National Security: Deeds Not Words
We can do nothing if nothing is being done.
By Michael Tanji | August 1, 2007
- They listen to as wide an array of opinions as possible and only then make objective decisions
- They deal with security issues head-on
- They focus on real security, not security theater
- Congresswoman Boyda of Kansas flat-out walked out of a hearing by Gen Keane about the progress that is being made in Iraq. She returned and did not outright call him a liar, but the verbiage she used was covered in the thinnest of veils.
- The recent bill Congress sent to the President that purports to implement the recommendations of the 9/11 Commission does so – to a point – but it is also laden with a variety of bad ideas and pork.
- Congress re-invigorated its flail over well-worn arguments about intelligence community activities, and whether or not they were lied to when briefed about various surveillance programs, but instead of actually exercising oversight they hold hearings of no consequence and rubber stamp the budgets of the agencies they purport to hold in such ill-regard.

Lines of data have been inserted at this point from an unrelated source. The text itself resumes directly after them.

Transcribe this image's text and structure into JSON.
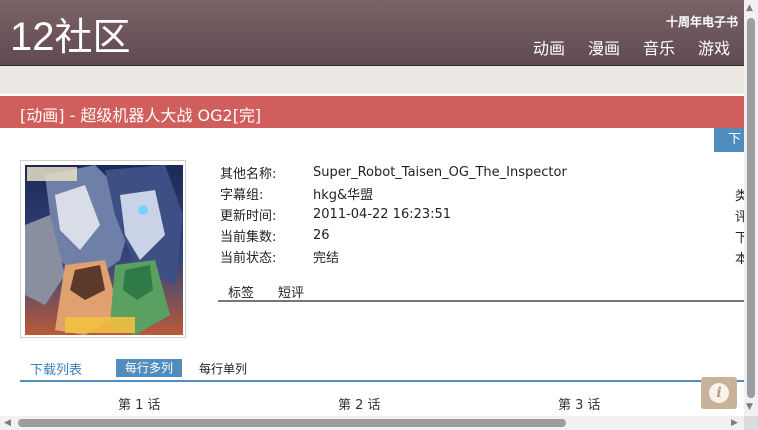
{
  "header": {
    "logo_num": "12",
    "logo_text": "社区",
    "top_note": "十周年电子书",
    "nav": [
      "动画",
      "漫画",
      "音乐",
      "游戏"
    ]
  },
  "title": "[动画] - 超级机器人大战 OG2[完]",
  "download_tab": "下",
  "info": {
    "rows": [
      {
        "label": "其他名称:",
        "value": "Super_Robot_Taisen_OG_The_Inspector"
      },
      {
        "label": "字幕组:",
        "value": "hkg&华盟"
      },
      {
        "label": "更新时间:",
        "value": "2011-04-22 16:23:51"
      },
      {
        "label": "当前集数:",
        "value": "26"
      },
      {
        "label": "当前状态:",
        "value": "完结"
      }
    ],
    "right_chars": [
      "类",
      "评",
      "下",
      "本"
    ]
  },
  "subtabs": [
    "标签",
    "短评"
  ],
  "download": {
    "main_tab": "下载列表",
    "multi_tab": "每行多列",
    "single_tab": "每行单列",
    "episodes": [
      "第 1 话",
      "第 2 话",
      "第 3 话"
    ]
  },
  "icons": {
    "info_button": "info-icon",
    "scroll_left": "arrow-left-icon",
    "scroll_right": "arrow-right-icon",
    "scroll_up": "arrow-up-icon",
    "scroll_down": "arrow-down-icon"
  },
  "colors": {
    "header": "#6e5459",
    "title_bar": "#cf5e5c",
    "accent_blue": "#4f8dbf",
    "info_button": "#c8b29a"
  }
}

Absent drastic reforms, politicians will always view bringing home pork as a part of their jobs, but pork is only good if you live long enough to enjoy it. Gaming the threat assessment process to feather the nests of cronies back home (who can then turn around and do the same for you) is essentially turning anything that might be good about anti-terrorism and intelligence reform legislation into a “terrorism enabling act.”
Our intelligence system is trying to evolve from the industrial into the information age. It is simultaneously trying to combat terrorists who have already mastered information technology. Preventing honest debate about the need for legal reforms necessary to combat modern terrorist tactics hinders our ability to defeat the enemy. Protecting the privacy of innocent citizens is a red herring. Listen to what the intelligence community is asking for: updated, clear guidance to go after known bad actors, not grandmothers.
Arguing about the war and related issues is both desirable and necessary, but absent a certain level of rigor and honesty such arguments serve no meaningful purpose from a security perspective. An ignorant electorate views the stubbornness of their representatives as courageous without understanding that inaction is just what our enemies are hoping for. Regardless of where we stand on the political spectrum, we should all be clamoring for legislative action in one way or another.
With the passage of time we can detect where we might have gone wrong and right our course; we can do nothing if nothing is being done.